### Description of the task
Say how many lines of the data below have the word "Course" in them. Add nothing else.

Saved data entries

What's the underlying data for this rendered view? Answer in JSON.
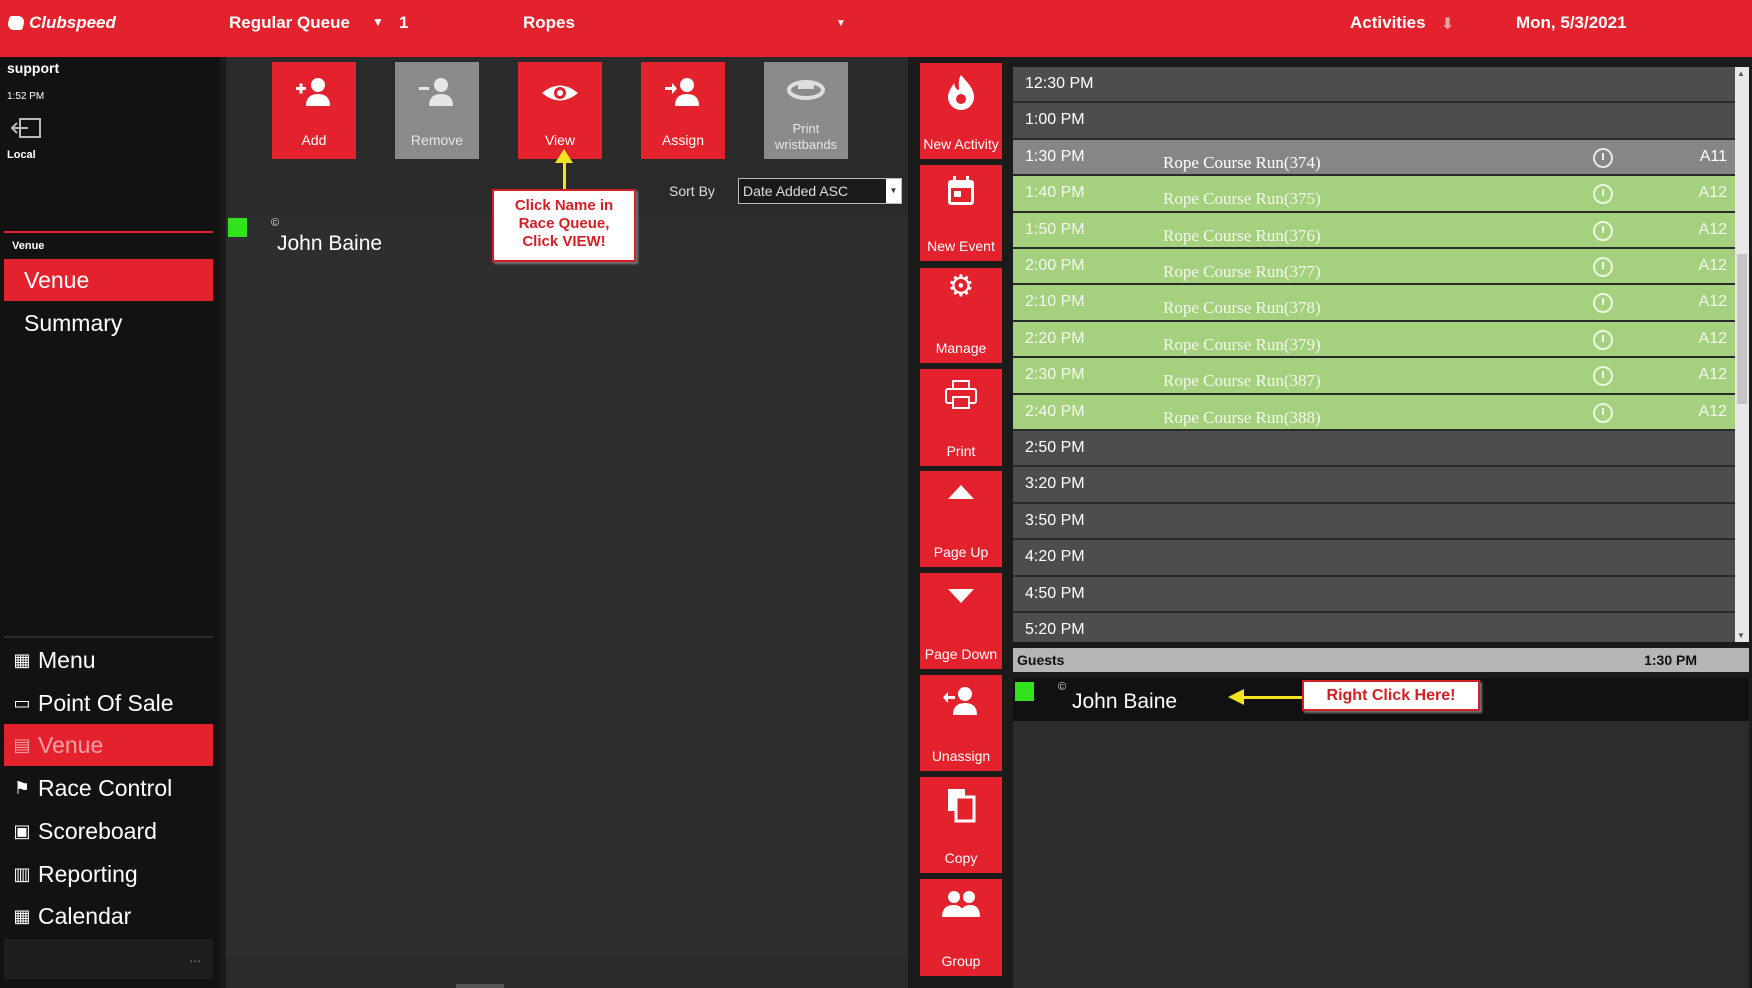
{
  "topbar": {
    "brand": "Clubspeed",
    "queue_label": "Regular Queue",
    "queue_count": "1",
    "activity_name": "Ropes",
    "activities_label": "Activities",
    "date": "Mon, 5/3/2021"
  },
  "user": {
    "name": "support",
    "time": "1:52 PM",
    "location": "Local"
  },
  "sidebar": {
    "section_title": "Venue",
    "sub_items": [
      "Venue",
      "Summary"
    ],
    "nav_items": [
      {
        "label": "Menu",
        "icon": "grid-icon"
      },
      {
        "label": "Point Of Sale",
        "icon": "card-icon"
      },
      {
        "label": "Venue",
        "icon": "store-icon"
      },
      {
        "label": "Race Control",
        "icon": "flag-icon"
      },
      {
        "label": "Scoreboard",
        "icon": "scoreboard-icon"
      },
      {
        "label": "Reporting",
        "icon": "chart-icon"
      },
      {
        "label": "Calendar",
        "icon": "calendar-icon"
      }
    ],
    "more": "..."
  },
  "toolbar": {
    "add": "Add",
    "remove": "Remove",
    "view": "View",
    "assign": "Assign",
    "print_line1": "Print",
    "print_line2": "wristbands",
    "sort_by_label": "Sort By",
    "sort_value": "Date Added ASC"
  },
  "queue": {
    "guest_name": "John Baine",
    "guest_mark": "©"
  },
  "callouts": {
    "view_line1": "Click Name in",
    "view_line2": "Race Queue,",
    "view_line3": "Click VIEW!",
    "right_click": "Right Click Here!"
  },
  "actions": [
    {
      "label": "New Activity",
      "icon": "flame-icon"
    },
    {
      "label": "New Event",
      "icon": "calendar-icon"
    },
    {
      "label": "Manage",
      "icon": "gear-icon"
    },
    {
      "label": "Print",
      "icon": "printer-icon"
    },
    {
      "label": "Page Up",
      "icon": "caret-up-icon"
    },
    {
      "label": "Page Down",
      "icon": "caret-down-icon"
    },
    {
      "label": "Unassign",
      "icon": "user-minus-icon"
    },
    {
      "label": "Copy",
      "icon": "copy-icon"
    },
    {
      "label": "Group",
      "icon": "group-icon"
    }
  ],
  "schedule": [
    {
      "time": "12:30 PM",
      "event": "",
      "code": "",
      "state": "plain"
    },
    {
      "time": "1:00 PM",
      "event": "",
      "code": "",
      "state": "plain"
    },
    {
      "time": "1:30 PM",
      "event": "Rope Course Run(374)",
      "code": "A11",
      "state": "selected"
    },
    {
      "time": "1:40 PM",
      "event": "Rope Course Run(375)",
      "code": "A12",
      "state": "green"
    },
    {
      "time": "1:50 PM",
      "event": "Rope Course Run(376)",
      "code": "A12",
      "state": "green"
    },
    {
      "time": "2:00 PM",
      "event": "Rope Course Run(377)",
      "code": "A12",
      "state": "green"
    },
    {
      "time": "2:10 PM",
      "event": "Rope Course Run(378)",
      "code": "A12",
      "state": "green"
    },
    {
      "time": "2:20 PM",
      "event": "Rope Course Run(379)",
      "code": "A12",
      "state": "green"
    },
    {
      "time": "2:30 PM",
      "event": "Rope Course Run(387)",
      "code": "A12",
      "state": "green"
    },
    {
      "time": "2:40 PM",
      "event": "Rope Course Run(388)",
      "code": "A12",
      "state": "green"
    },
    {
      "time": "2:50 PM",
      "event": "",
      "code": "",
      "state": "plain"
    },
    {
      "time": "3:20 PM",
      "event": "",
      "code": "",
      "state": "plain"
    },
    {
      "time": "3:50 PM",
      "event": "",
      "code": "",
      "state": "plain"
    },
    {
      "time": "4:20 PM",
      "event": "",
      "code": "",
      "state": "plain"
    },
    {
      "time": "4:50 PM",
      "event": "",
      "code": "",
      "state": "plain"
    },
    {
      "time": "5:20 PM",
      "event": "",
      "code": "",
      "state": "plain"
    }
  ],
  "guests": {
    "header": "Guests",
    "time": "1:30 PM",
    "guest_name": "John Baine",
    "guest_mark": "©"
  },
  "colors": {
    "accent": "#e3222e",
    "green_row": "#a5d17e",
    "status_green": "#31e21c",
    "arrow_yellow": "#f2e421"
  }
}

### Answer
8